In his Sunday Sermon, Gadfly noted that law-abiding citizens, witnesses, and victims are the clients of police agencies. But who are the clients of probation and parole agencies?
Master of Social Work (MSW) graduates have been taught that a probation officer’s clients are probationers and a parole officer’s clients are parolees. MSWs have also been taught that it is the duty of probation and parole officers to serve their clients.
I strongly agree that it is the duty of probation and parole officers to serve their clients. But that is because their clients are not the probationers and parolees they supervise. The real clients of probation and parole officers are the law-abiding citizens living within and near areas frequented by probationers and parolees. Just as with the police, probation and parole agencies exist to serve and protect the public.
Unfortunately, because of what they have been taught at Schools of Social Work, some probation and parole officers have failed badly in serving the law-abiding public. One particular case comes to mind when I was a parole agent working out of the Riverside office.
It was brought to my attention by the Riverside County sheriff’s captain in charge of the Indio station that one of our parole agents had helped one of his parolees to conceal being wounded during an attempted robbery. When the agent made a home visit, he found that his parolee was lying in bed suffering from a gunshot wound to his torso. The parolee admitted that he had been shot while attempting to rob a liquor store. He managed to get away but was afraid to seek medical treatment because he knew that a doctor or hospital was required by law to report all gunshot wounds to the police.
So what did the parole agent do? Instead of arresting the parolee and notifying the cops, he drove the parolee down to San Ysidro where they crossed the border into Mexico. Then he took the parolee to a doctor in Tijuana to be treated for his wound. And then he drove the parolee back to his home and simply dropped him off. I suspect that during their ride back to Indio, he counseled his parolee not to do any more robberies.
Now I know that this is an extreme example, but I have heard of a number of other instances in which parole agents covered up crimes committed by parolees in their case loads.
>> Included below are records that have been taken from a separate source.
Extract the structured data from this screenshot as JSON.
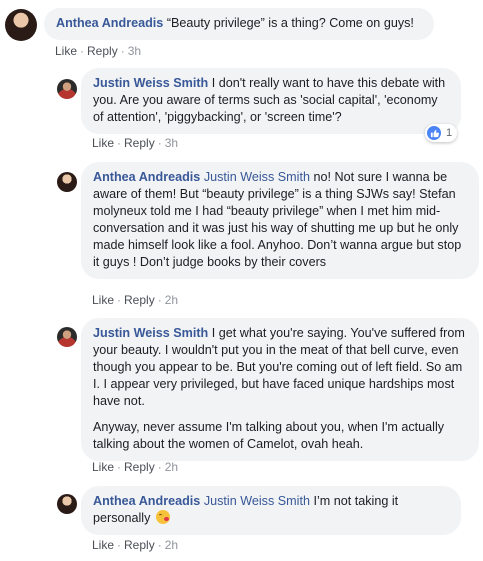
{
  "actions": {
    "like": "Like",
    "reply": "Reply",
    "separator": "·"
  },
  "comments": [
    {
      "author": "Anthea Andreadis",
      "mention": "",
      "paragraphs": [
        "“Beauty privilege” is a thing? Come on guys!"
      ],
      "time": "3h"
    },
    {
      "author": "Justin Weiss Smith",
      "mention": "",
      "paragraphs": [
        "I don't really want to have this debate with you. Are you aware of terms such as 'social capital', 'economy of attention', 'piggybacking', or 'screen time'?"
      ],
      "time": "3h",
      "reaction_count": "1"
    },
    {
      "author": "Anthea Andreadis",
      "mention": "Justin Weiss Smith",
      "paragraphs": [
        "no! Not sure I wanna be aware of them! But “beauty privilege” is a thing SJWs say! Stefan molyneux told me I had “beauty privilege” when I met him mid-conversation and it was just his way of shutting me up but he only made himself look like a fool. Anyhoo. Don’t wanna argue but stop it guys ! Don’t judge books by their covers"
      ],
      "time": "2h"
    },
    {
      "author": "Justin Weiss Smith",
      "mention": "",
      "paragraphs": [
        "I get what you're saying. You've suffered from your beauty. I wouldn't put you in the meat of that bell curve, even though you appear to be. But you're coming out of left field. So am I. I appear very privileged, but have faced unique hardships most have not.",
        "Anyway, never assume I'm talking about you, when I'm actually talking about the women of Camelot, ovah heah."
      ],
      "time": "2h"
    },
    {
      "author": "Anthea Andreadis",
      "mention": "Justin Weiss Smith",
      "paragraphs": [
        "I’m not taking it personally"
      ],
      "time": "2h",
      "emoji": "kissing-heart-emoji"
    }
  ]
}
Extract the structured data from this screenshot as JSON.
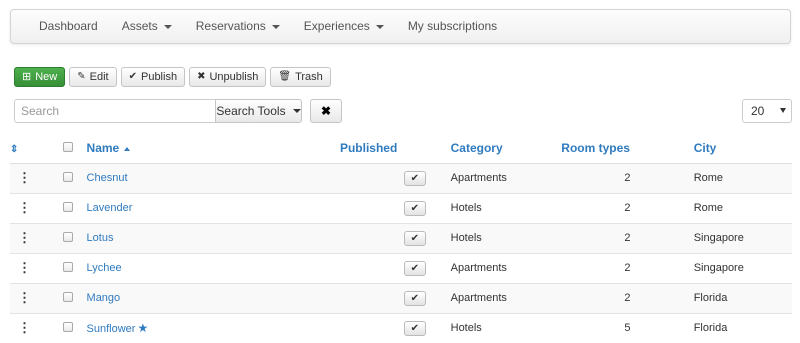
{
  "nav": {
    "items": [
      {
        "label": "Dashboard",
        "dropdown": false
      },
      {
        "label": "Assets",
        "dropdown": true
      },
      {
        "label": "Reservations",
        "dropdown": true
      },
      {
        "label": "Experiences",
        "dropdown": true
      },
      {
        "label": "My subscriptions",
        "dropdown": false
      }
    ]
  },
  "toolbar": {
    "new_label": "New",
    "edit_label": "Edit",
    "publish_label": "Publish",
    "unpublish_label": "Unpublish",
    "trash_label": "Trash"
  },
  "search": {
    "placeholder": "Search",
    "tools_label": "Search Tools",
    "limit_value": "20"
  },
  "table": {
    "headers": {
      "name": "Name",
      "published": "Published",
      "category": "Category",
      "room_types": "Room types",
      "city": "City"
    },
    "rows": [
      {
        "name": "Chesnut",
        "featured": false,
        "published": true,
        "category": "Apartments",
        "room_types": "2",
        "city": "Rome"
      },
      {
        "name": "Lavender",
        "featured": false,
        "published": true,
        "category": "Hotels",
        "room_types": "2",
        "city": "Rome"
      },
      {
        "name": "Lotus",
        "featured": false,
        "published": true,
        "category": "Hotels",
        "room_types": "2",
        "city": "Singapore"
      },
      {
        "name": "Lychee",
        "featured": false,
        "published": true,
        "category": "Apartments",
        "room_types": "2",
        "city": "Singapore"
      },
      {
        "name": "Mango",
        "featured": false,
        "published": true,
        "category": "Apartments",
        "room_types": "2",
        "city": "Florida"
      },
      {
        "name": "Sunflower",
        "featured": true,
        "published": true,
        "category": "Hotels",
        "room_types": "5",
        "city": "Florida"
      }
    ]
  },
  "colors": {
    "link": "#2f7bbf",
    "new_button": "#44a544"
  }
}
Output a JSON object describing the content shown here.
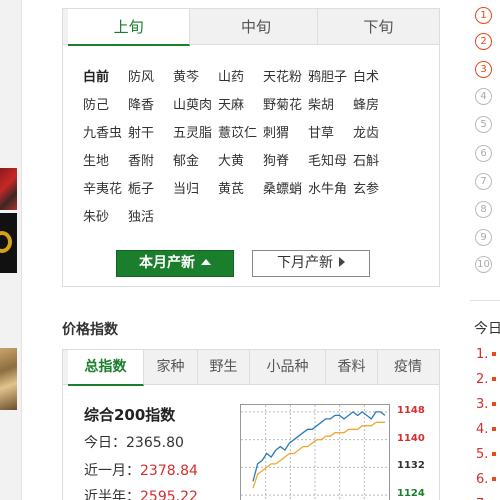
{
  "herb_tabs": [
    "上旬",
    "中旬",
    "下旬"
  ],
  "herbs": [
    "白前",
    "防风",
    "黄芩",
    "山药",
    "天花粉",
    "鸦胆子",
    "白术",
    "防己",
    "降香",
    "山萸肉",
    "天麻",
    "野菊花",
    "柴胡",
    "蜂房",
    "九香虫",
    "射干",
    "五灵脂",
    "薏苡仁",
    "刺猬",
    "甘草",
    "龙齿",
    "生地",
    "香附",
    "郁金",
    "大黄",
    "狗脊",
    "毛知母",
    "石斛",
    "辛夷花",
    "栀子",
    "当归",
    "黄芪",
    "桑螵蛸",
    "水牛角",
    "玄参",
    "朱砂",
    "独活"
  ],
  "month_buttons": {
    "current": "本月产新",
    "next": "下月产新"
  },
  "price_section_title": "价格指数",
  "price_tabs": [
    "总指数",
    "家种",
    "野生",
    "小品种",
    "香料",
    "疫情"
  ],
  "index": {
    "name": "综合200指数",
    "today_label": "今日：",
    "today_value": "2365.80",
    "month_label": "近一月：",
    "month_value": "2378.84",
    "halfyear_label": "近半年：",
    "halfyear_value": "2595.22"
  },
  "chart_data": {
    "type": "line",
    "ylim": [
      1120,
      1150
    ],
    "y_ticks": [
      "1148",
      "1140",
      "1132",
      "1124"
    ],
    "series": [
      {
        "values": [
          1128,
          1133,
          1134,
          1136,
          1135,
          1137,
          1138,
          1137,
          1139,
          1140,
          1141,
          1142,
          1143,
          1143,
          1144,
          1145,
          1146,
          1146,
          1147,
          1147,
          1146,
          1147,
          1148,
          1147,
          1148,
          1147,
          1146,
          1148,
          1148,
          1147
        ]
      },
      {
        "values": [
          1126,
          1130,
          1131,
          1132,
          1133,
          1133,
          1134,
          1135,
          1136,
          1136,
          1137,
          1138,
          1138,
          1139,
          1140,
          1140,
          1141,
          1141,
          1142,
          1142,
          1142,
          1143,
          1143,
          1143,
          1144,
          1144,
          1144,
          1145,
          1145,
          1145
        ]
      }
    ]
  },
  "rank_numbers": [
    "1",
    "2",
    "3",
    "4",
    "5",
    "6",
    "7",
    "8",
    "9",
    "10"
  ],
  "today_title": "今日",
  "today_items": [
    "1.",
    "2.",
    "3.",
    "4.",
    "5.",
    "6.",
    "7."
  ],
  "colors": {
    "green": "#1a7e2c",
    "red": "#d32f2f",
    "orange": "#e64a19"
  }
}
On the first day of their employment as probation or parole officers, it should be mandatory to hammer into the heads of the newbies who their real clients are and that their first and foremost duty is to serve and protect the public.